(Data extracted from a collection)
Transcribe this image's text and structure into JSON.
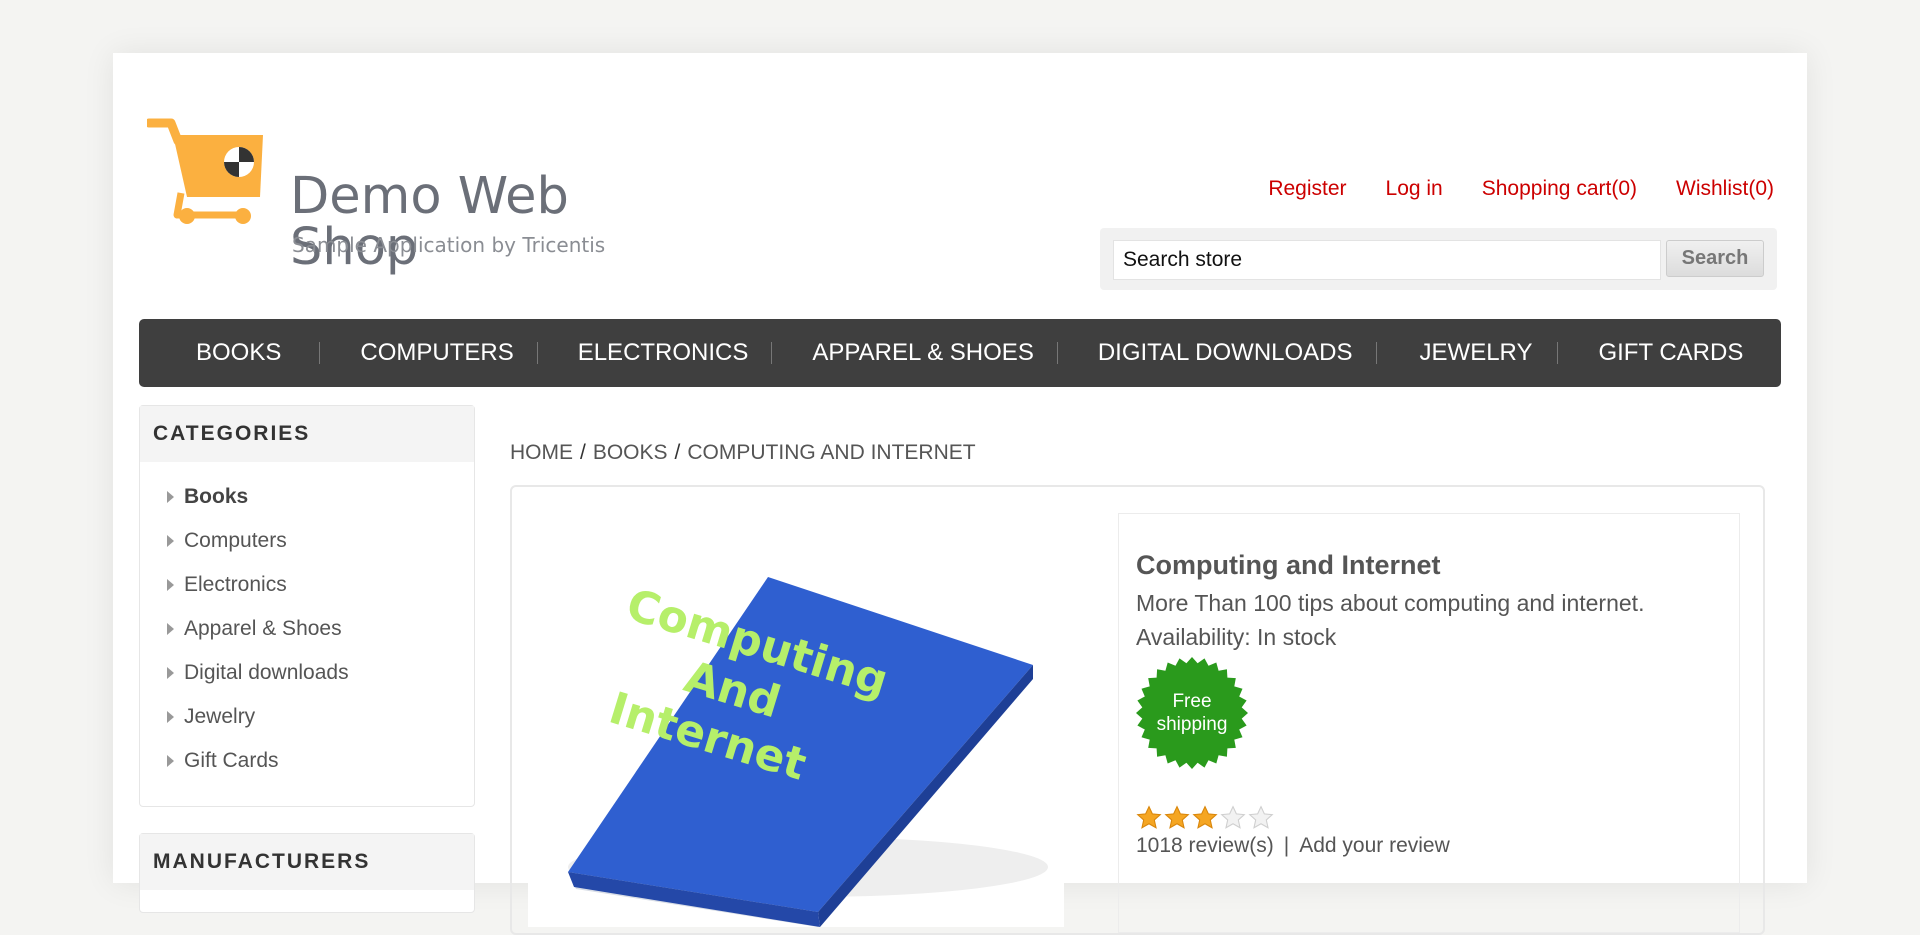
{
  "logo": {
    "title": "Demo Web Shop",
    "subtitle": "Sample Application by Tricentis",
    "icon": "shopping-cart-logo-icon",
    "color": "#fbb040"
  },
  "header_links": {
    "register": "Register",
    "login": "Log in",
    "cart": "Shopping cart(0)",
    "wishlist": "Wishlist(0)"
  },
  "search": {
    "value": "Search store",
    "button": "Search"
  },
  "top_menu": [
    "BOOKS",
    "COMPUTERS",
    "ELECTRONICS",
    "APPAREL & SHOES",
    "DIGITAL DOWNLOADS",
    "JEWELRY",
    "GIFT CARDS"
  ],
  "categories": {
    "title": "CATEGORIES",
    "items": [
      "Books",
      "Computers",
      "Electronics",
      "Apparel & Shoes",
      "Digital downloads",
      "Jewelry",
      "Gift Cards"
    ],
    "active": "Books"
  },
  "manufacturers": {
    "title": "MANUFACTURERS"
  },
  "breadcrumb": {
    "home": "HOME",
    "category": "BOOKS",
    "current": "COMPUTING AND INTERNET"
  },
  "product": {
    "name": "Computing and Internet",
    "short_description": "More Than 100 tips about computing and internet.",
    "availability": "Availability: In stock",
    "badge": {
      "line1": "Free",
      "line2": "shipping",
      "color": "#2a9a1c"
    },
    "image": {
      "text_line1": "Computing",
      "text_line2": "And",
      "text_line3": "Internet",
      "book_color": "#2f5fd0",
      "text_color": "#b6ef6a"
    },
    "rating": 3,
    "rating_max": 5,
    "reviews": "1018 review(s)",
    "separator": "|",
    "add_review": "Add your review"
  },
  "colors": {
    "link": "#cc0000",
    "menu_bg": "#3f3f3f",
    "star": "#f5a623"
  }
}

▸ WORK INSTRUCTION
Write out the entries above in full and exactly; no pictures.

▸ RESULT OF THIS TASK
Transcribe this image's text and structure into JSON.
{
  "logo": {
    "title": "Demo Web Shop",
    "subtitle": "Sample Application by Tricentis",
    "icon": "shopping-cart-logo-icon",
    "color": "#fbb040"
  },
  "header_links": {
    "register": "Register",
    "login": "Log in",
    "cart": "Shopping cart(0)",
    "wishlist": "Wishlist(0)"
  },
  "search": {
    "value": "Search store",
    "button": "Search"
  },
  "top_menu": [
    "BOOKS",
    "COMPUTERS",
    "ELECTRONICS",
    "APPAREL & SHOES",
    "DIGITAL DOWNLOADS",
    "JEWELRY",
    "GIFT CARDS"
  ],
  "categories": {
    "title": "CATEGORIES",
    "items": [
      "Books",
      "Computers",
      "Electronics",
      "Apparel & Shoes",
      "Digital downloads",
      "Jewelry",
      "Gift Cards"
    ],
    "active": "Books"
  },
  "manufacturers": {
    "title": "MANUFACTURERS"
  },
  "breadcrumb": {
    "home": "HOME",
    "category": "BOOKS",
    "current": "COMPUTING AND INTERNET"
  },
  "product": {
    "name": "Computing and Internet",
    "short_description": "More Than 100 tips about computing and internet.",
    "availability": "Availability: In stock",
    "badge": {
      "line1": "Free",
      "line2": "shipping",
      "color": "#2a9a1c"
    },
    "image": {
      "text_line1": "Computing",
      "text_line2": "And",
      "text_line3": "Internet",
      "book_color": "#2f5fd0",
      "text_color": "#b6ef6a"
    },
    "rating": 3,
    "rating_max": 5,
    "reviews": "1018 review(s)",
    "separator": "|",
    "add_review": "Add your review"
  },
  "colors": {
    "link": "#cc0000",
    "menu_bg": "#3f3f3f",
    "star": "#f5a623"
  }
}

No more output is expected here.